It doesn't matter how you personally feel about immigrantsÃ¢€”legal or illegalÃ¢€”as aindustry professional you need to pay close attention to the raging debate in Washington and on the streets of America over immigration reform. For hoteliers, it's not a question of right or wrong; it's an economic issue.
Equitable or not,or not, immigrantsÃ¢€”particularly from south of the border but also from Asia, Europe and AfricaÃ¢€”make up a large portion of the hotel workforce and mostly in line-level jobs. Often, and in some hotels nearly always, these are jobs that are difficult to fill with anyoneÃ¢€”citizens, legal immigrants, illegal immigrants.
Should Congress decide to further criminalize illegal immigrants or as some zealots advocate, round them up and ship them back home, the labor situation for hotels and otherbusinesses will only worsen. And, of course, a smaller employment pool nearly always means you'll need to pay more for those candidates you can find, even if they have inferior work credentials.

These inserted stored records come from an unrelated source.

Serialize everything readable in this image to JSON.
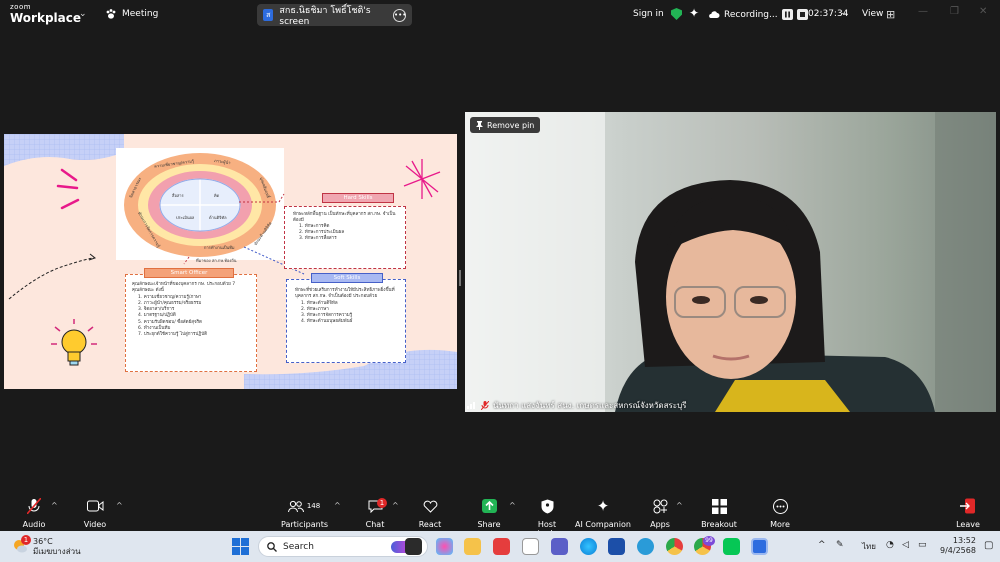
{
  "app": {
    "brand_top": "zoom",
    "brand_bottom": "Workplace",
    "meeting_label": "Meeting"
  },
  "share_pill": {
    "avatar_letter": "ส",
    "label": "สกธ.นิธชิมา  โพธิ์โชติ's screen"
  },
  "status": {
    "sign_in": "Sign in",
    "recording_label": "Recording...",
    "timer": "02:37:34",
    "view_label": "View"
  },
  "slide": {
    "outer_ring": [
      "ความเชี่ยวชาญ/ความรู้",
      "ภาวะผู้นำ",
      "จิตสาธารณะ",
      "มุ่งผลสัมฤทธิ์",
      "ทักษะการจัดการความรู้",
      "ทักษะด้านดิจิทัล",
      "การทำงานเป็นทีม"
    ],
    "inner_quads": [
      "สื่อสาร",
      "คิด",
      "ประเมินผล",
      "ด้านดิจิทัล"
    ],
    "chart_caption": "ที่มาของ สก.กษ.ท้องถิ่น",
    "hard_skills": {
      "title": "Hard Skills",
      "desc": "ทักษะหลักพื้นฐาน เป็นทักษะที่บุคลากร สก.กษ. จำเป็นต้องมี",
      "items": [
        "1. ทักษะการคิด",
        "2. ทักษะการประเมินผล",
        "3. ทักษะการสื่อสาร"
      ]
    },
    "smart_officer": {
      "title": "Smart Officer",
      "desc": "คุณลักษณะเจ้าหน้าที่ของบุคลากร กษ. ประกอบด้วย 7 คุณลักษณะ ดังนี้",
      "items": [
        "1. ความเชี่ยวชาญ/ความรู้/ภาษา",
        "2. ภาวะผู้นำ/คุณธรรม/จริยธรรม",
        "3. จิตอาสา/บริการ",
        "4. มาตรฐาน/ปฏิบัติ",
        "5. ความรับผิดชอบ/ ซื่อสัตย์สุจริต",
        "6. ทำงานเป็นทีม",
        "7. ประยุกต์ใช้ความรู้ ไปสู่การปฏิบัติ"
      ]
    },
    "soft_skills": {
      "title": "Soft Skills",
      "desc": "ทักษะที่ช่วยเสริมการทำงานให้มีประสิทธิภาพยิ่งขึ้นที่บุคลากร สก.กษ. จำเป็นต้องมี ประกอบด้วย",
      "items": [
        "1. ทักษะด้านดิจิทัล",
        "2. ทักษะภาษา",
        "3. ทักษะการจัดการความรู้",
        "4. ทักษะด้านมนุษยสัมพันธ์"
      ]
    }
  },
  "video": {
    "remove_pin": "Remove pin",
    "participant_name": "นันทกา แสงจันทร์ สนง. เกษตรและสหกรณ์จังหวัดสระบุรี"
  },
  "toolbar": {
    "audio": "Audio",
    "video": "Video",
    "participants": "Participants",
    "participants_count": "148",
    "chat": "Chat",
    "chat_badge": "1",
    "react": "React",
    "share": "Share",
    "host_tools": "Host tools",
    "ai_companion": "AI Companion",
    "apps": "Apps",
    "breakout": "Breakout rooms",
    "more": "More",
    "leave": "Leave"
  },
  "taskbar": {
    "weather_badge": "1",
    "temp": "36°C",
    "condition": "มีเมฆบางส่วน",
    "search": "Search",
    "lang": "ไทย",
    "time": "13:52",
    "date": "9/4/2568",
    "teams_badge": "99"
  },
  "colors": {
    "accent_green": "#22b455",
    "slide_bg": "#fde7dd",
    "hard_title": "#f0a7b1",
    "smart_title": "#f4a279",
    "soft_title": "#a9b9f2"
  }
}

Another thing to consider: The hotel industry labor shortage isnÃ¢€â„¢t confined to housekeepers and wait staff. Manyhave a hard time finding quality candidates to hire or promote to department manager, assistant manager or even GM jobs. In my years in this business, I've encountered a few mediocre to downright incompetent general managers. Perhaps an influx of immigrants hungry to achieve the American Dream might help owners find better help from top to bottom in their hotels.